Using a combination of satellite and ground data, the team proposes that it is now possible to map biodiversity with an accuracy that has not been previously...

Im Focus: Climate satellite: Tracking methane with robust laser technology

Heatwaves in the Arctic, longer periods of vegetation in Europe, severe floods in West Africa – starting in 2021, scientists want to explore the emissions of the greenhouse gas methane with the German-French satellite MERLIN. This is made possible by a new robust laser system of the Fraunhofer Institute for Laser Technology ILT in Aachen, which achieves unprecedented measurement accuracy.

Methane is primarily the result of the decomposition of organic matter. The gas has a 25 times greater warming potential than carbon dioxide, but is not as...

Im Focus: How protons move through a fuel cell

Hydrogen is regarded as the energy source of the future: It is produced with solar power and can be used to generate heat and electricity in fuel cells. Empa researchers have now succeeded in decoding the movement of hydrogen ions in crystals – a key step towards more efficient energy conversion in the hydrogen industry of tomorrow.

As charge carriers, electrons and ions play the leading role in electrochemical energy storage devices and converters such as batteries and fuel cells. Proton...

Im Focus: A unique data centre for cosmological simulations

Scientists from the Excellence Cluster Universe at the Ludwig-Maximilians-Universität Munich have establised "Cosmowebportal", a unique data centre for cosmological simulations located at the Leibniz Supercomputing Centre (LRZ) of the Bavarian Academy of Sciences. The complete results of a series of large hydrodynamical cosmological simulations are available, with data volumes typically exceeding several hundred terabytes. Scientists worldwide can interactively explore these complex simulations via a web interface and directly access the results.

With current telescopes, scientists can observe our Universe’s galaxies and galaxy clusters and their distribution along an invisible cosmic web. From the...

Im Focus: Scientists develop molecular thermometer for contactless measurement using infrared light

Temperature measurements possible even on the smallest scale / Molecular ruby for use in material sciences, biology, and medicine

Chemists at Johannes Gutenberg University Mainz (JGU) in cooperation with researchers of the German Federal Institute for Materials Research and Testing (BAM)...

All Focus news of the innovation-report >>>

Anzeige

Anzeige

Event News

Plants are networkers

19.06.2017 | Event News

Digital Survival Training for Executives

13.06.2017 | Event News

Global Learning Council Summit 2017

13.06.2017 | Event News

 
Latest News

Ultra-compact phase modulators based on graphene plasmons

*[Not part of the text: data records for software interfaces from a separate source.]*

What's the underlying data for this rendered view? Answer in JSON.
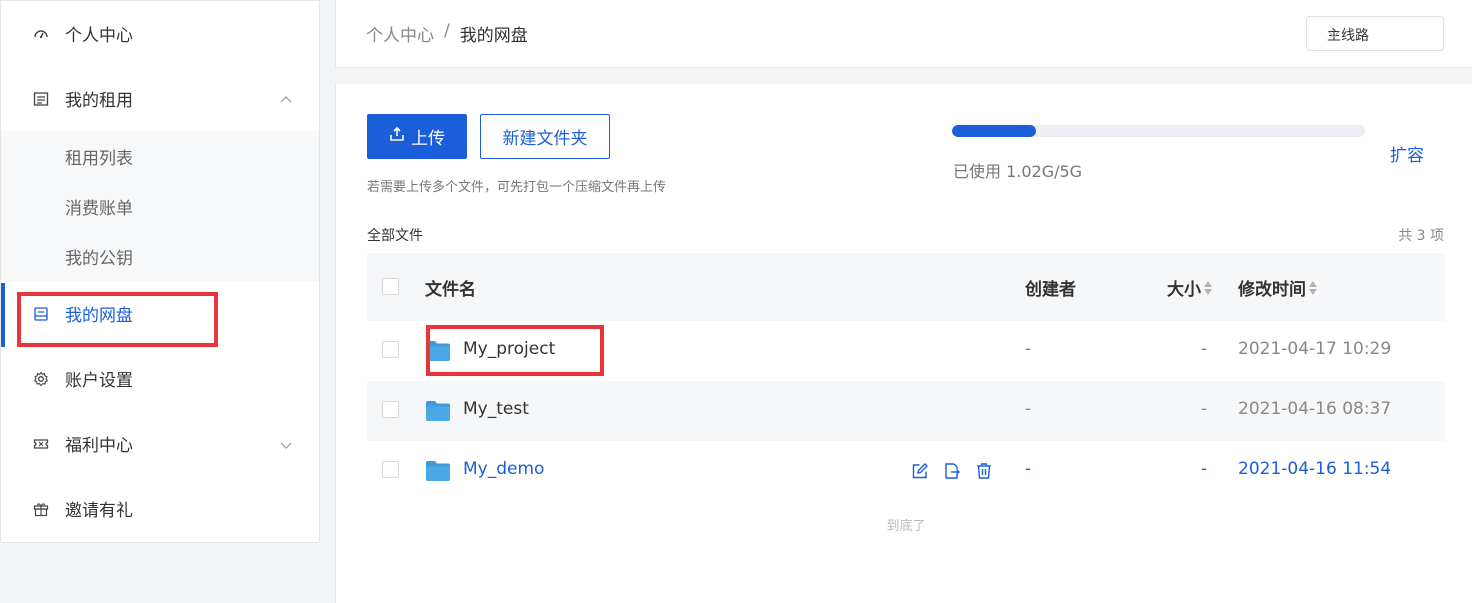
{
  "sidebar": {
    "items": [
      {
        "label": "个人中心",
        "icon": "dashboard-icon"
      },
      {
        "label": "我的租用",
        "icon": "server-icon",
        "expanded": true
      },
      {
        "label": "我的网盘",
        "icon": "disk-icon",
        "active": true
      },
      {
        "label": "账户设置",
        "icon": "gear-icon"
      },
      {
        "label": "福利中心",
        "icon": "ticket-icon"
      },
      {
        "label": "邀请有礼",
        "icon": "gift-icon"
      }
    ],
    "submenu": [
      "租用列表",
      "消费账单",
      "我的公钥"
    ]
  },
  "header": {
    "breadcrumb": [
      "个人中心",
      "/",
      "我的网盘"
    ],
    "route_select": "主线路"
  },
  "toolbar": {
    "upload_label": "上传",
    "new_folder_label": "新建文件夹",
    "hint": "若需要上传多个文件，可先打包一个压缩文件再上传"
  },
  "storage": {
    "usage_text": "已使用 1.02G/5G",
    "used_fraction": 0.204,
    "expand_label": "扩容"
  },
  "files": {
    "title": "全部文件",
    "total": "共 3 项",
    "columns": {
      "name": "文件名",
      "creator": "创建者",
      "size": "大小",
      "mtime": "修改时间"
    },
    "rows": [
      {
        "name": "My_project",
        "creator": "-",
        "size": "-",
        "mtime": "2021-04-17 10:29"
      },
      {
        "name": "My_test",
        "creator": "-",
        "size": "-",
        "mtime": "2021-04-16 08:37"
      },
      {
        "name": "My_demo",
        "creator": "-",
        "size": "-",
        "mtime": "2021-04-16 11:54"
      }
    ],
    "end_text": "到底了"
  },
  "colors": {
    "accent": "#1a5fd9",
    "folder": "#3d9bdc",
    "highlight": "#e8353b"
  }
}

27.06.2017 | Physics and Astronomy

For a chimpanzee, one good turn deserves another

27.06.2017 | Life Sciences

Collapse of the European ice sheet caused chaos

27.06.2017 | Earth Sciences

VideoLinks
B2B-VideoLinks
More VideoLinks >>>